West Valley City • They gathered to remember 16-year-old Jacob Armijo, who was driving the car he and his brother built.
They gathered to remember Avery Bock, the big 16-year-old who loved the Chicago Bears and making people laugh.
And the people most of them teenagers who gathered at Hunter High School on Wednesday night cried and hugged and consoled each other over the death of the two classmates.
"I talked to [Avery] right before the crash," said Paul Perschon, 16, as he stood in a group of Avery's friends. A moment later, Perschon thought of Avery and said: "You never saw that kid frowning."
Avery and Jacob died about 12:15 p.m. Wednesday in a car crash a block from the school. Two other students were in the car. Seventeen-year-old Cassidy Porter was hospitalized in critical condition and 16-year-old Leticia Cordero suffered serious injuries.
Police said a fifth person a woman in the other car was hospitalized in serious condition.
Jacob was driving the Honda Civic with Avery, Cassidy and Leticia in passenger seats. West Valley City police Sgt. Mike Powell said the Civic was travelling north on 5600 West through the intersection with 4100 South when, for unknown reasons, the car veered into the southbound lanes, colliding with a Toyota Corolla.
The driver of the Corolla, 40-year-old Monica Hood, sustained serious injuries and was transported to a hospital by ambulance.
Witnesses say a third vehicle caused the northbound car to swerve out of control.
Larry Kent, who was stopped at the traffic light and heard the impact, said an eyewitness told him the students' car was going through the intersection when another car ran the light and turned in front of the student's vehicle, causing the student to swerve. The witness told Kent the students' car started to spin out of control and collided with the woman's southbound car.

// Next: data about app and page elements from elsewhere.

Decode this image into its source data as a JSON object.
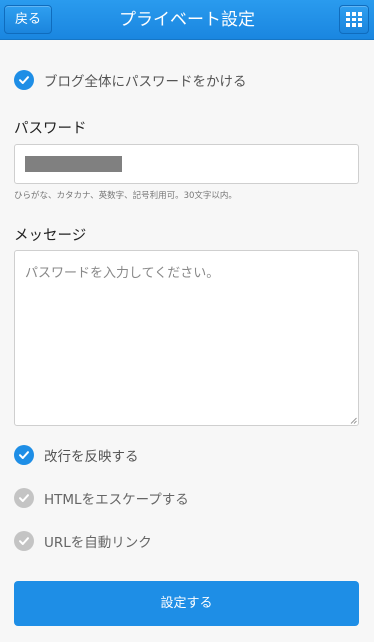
{
  "header": {
    "back_label": "戻る",
    "title": "プライベート設定",
    "menu_icon": "grid-icon"
  },
  "form": {
    "protect_all": {
      "label": "ブログ全体にパスワードをかける",
      "checked": true
    },
    "password": {
      "label": "パスワード",
      "value": "",
      "hint": "ひらがな、カタカナ、英数字、記号利用可。30文字以内。"
    },
    "message": {
      "label": "メッセージ",
      "placeholder": "パスワードを入力してください。"
    },
    "options": [
      {
        "label": "改行を反映する",
        "checked": true
      },
      {
        "label": "HTMLをエスケープする",
        "checked": false
      },
      {
        "label": "URLを自動リンク",
        "checked": false
      }
    ],
    "submit_label": "設定する"
  },
  "colors": {
    "accent": "#1e8ee6",
    "unchecked": "#c4c4c4",
    "background": "#f7f7f7"
  }
}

The car that ran the red light apparently did not stop.
Powell would not confirm whether police are looking for a third car.
"We're looking at any and all possibilities," Powell said.
Nick Collins, who works at a nearby Smiths gas booth, said he heard a loud impact and squealing tires. He looked out and "saw the car mangled."
Collins said he called 911 as he ran to the scene. When he arrived, Collins said he saw "two people [lying] limp" in the student's car and knew "it was really bad."
Hunter High student Francisco Andrade said the two victims had just left school to go to lunch. Andrade said he was stopped at the traffic light when he heard a loud bang and saw a big cloud of smoke.
"It didn't look good from the start," he said.
A vigil was held 7 p.m. at Hunter. About 200 students and parents attended.
Patricia Armijo, the 34-year-old sister of the victim, said her father died in 2007 from heart problems. Her father instilled a love of cars into his family and Jacob Armijo and a brother had been building and improving the Civic from new and used parts.
Jacob Armijo had talked of getting work in auto body repair after high school, his sister said. He had also talked about working in graphic design, Patricia Armijo said.
Patricia Armijo wants police to determine whether a third car had a role in the accident.
"I hope this guy comes forward," she said.
Avery inherited his father's love of sports and often wore a Chicago Bears jersey to school, said his aunt, Melissa Jordan. Avery was already as big as some football players. He was 6 feet 3 inches tall with broad shoulders.
"Most people would look at him and be scared," Jordan said, "but the minute he opened his mouth he had the biggest heart."
Chris Kendall, a 17-year-old Hunter student, laughed as he remembered Avery's sense of humor and his impressions of teachers.
"He walked straight out of class and started re-enacting what the teacher was talking about," Kendall said.